Typically, the school's curricular thinking helps to develop pupils' understanding of important content.

This prepares most pupils to be fully ready for the next stages of their education. Staff help to develop pupils' independence. For instance, in the sixth form, students benefit from a well-structured careers programme.

There is a wide range of work experience opportunities offered to students. Students successfully transition into a range of placements. Leaders are committed to pupils' wider development.

Staff ensure that this happens through skilful use of resources and technology adapted to meet pupils' complex needs well.

Staff have strong subject knowledge so that they match learning to pupils' wide-ranging needs. They use pupils' assessment information regularly and effectively.

This helps pupils to develop their knowledge and understanding well. For example, pupils could talk with confidence about key scientific facts. However, on occasion, the school's precision to support some pupils' learning is not clearly built on prior knowledge and skills.
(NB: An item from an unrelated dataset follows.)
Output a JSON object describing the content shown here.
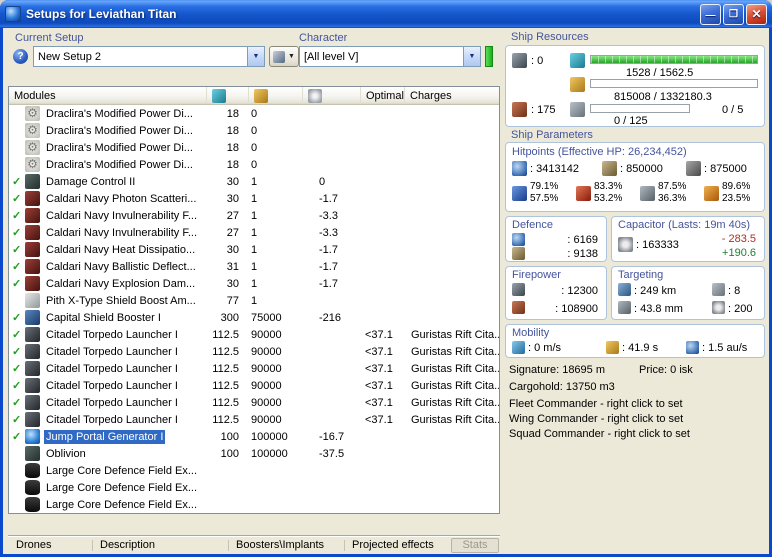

This limits what pupils know and remember.Leaders have developed effective strategies to ensure pupils learn to read and communicate effectively. These include a well-structured phonics programme.

Story time takes place daily. Staff use rhymes and songs that develop pupils' language successfully. There is an expectation that every pupil will become a functional reader.

Staff receive training in the teaching of phonics and early reading. Pupils increasingly develop a love of books and stories.

Pupils behave exceptionally well.

From the moment they start in school, adults focus on pupils being able to manage their own behaviour. Staff are skilful in supporting pupils and spot any changes in pupils with great care. They respond to pupils' needs and emotions with sensitivity and care.

Pupils attend regularly. This is because leaders monitor pupils' attendance carefully. The school uses bespoke strategies to support pupils who have absences.

Pupils experience a range of social and cultural activities that support their development. Staff prepare pupils well for adulthood. The school council meets regularly and its members learn to share ideas about how to improve the school.

Personal, social and health education (PSHE) is threaded throughout the curriculum. Staff focus on the development of pupils' understanding about relationships, personal safety, and physical and mental well-being. Older pupils know how to keep their bodies safe.

Staff encourage pupils to have confidence in their personalities and to celebrate differences.

Leaders are supportive of staff workload and their well-being. Staff comment on the 'family feel' of the school.

They are proud to work at the school. Governors have a clear vision for the school. They take their responsibilities seriously.

They hold leaders to account and consider ways to improve the effectiveness of their own work. Many parents and carers were extremely happy with the quality of education and care the school provides for their children.


The arrangements for safeguarding are effective.

What does the school need to do to improve?

(Information for the school and appropriate authority)

• On occasions, the school's precision to develop and build on pupils' prior learning is not secure. This limits what pupils know and remember over time. The school should ensure that staff continue to develop their expertise so that they adapt and build on all pupils' knowledge and understanding deeply.

  Compare to
nearby schools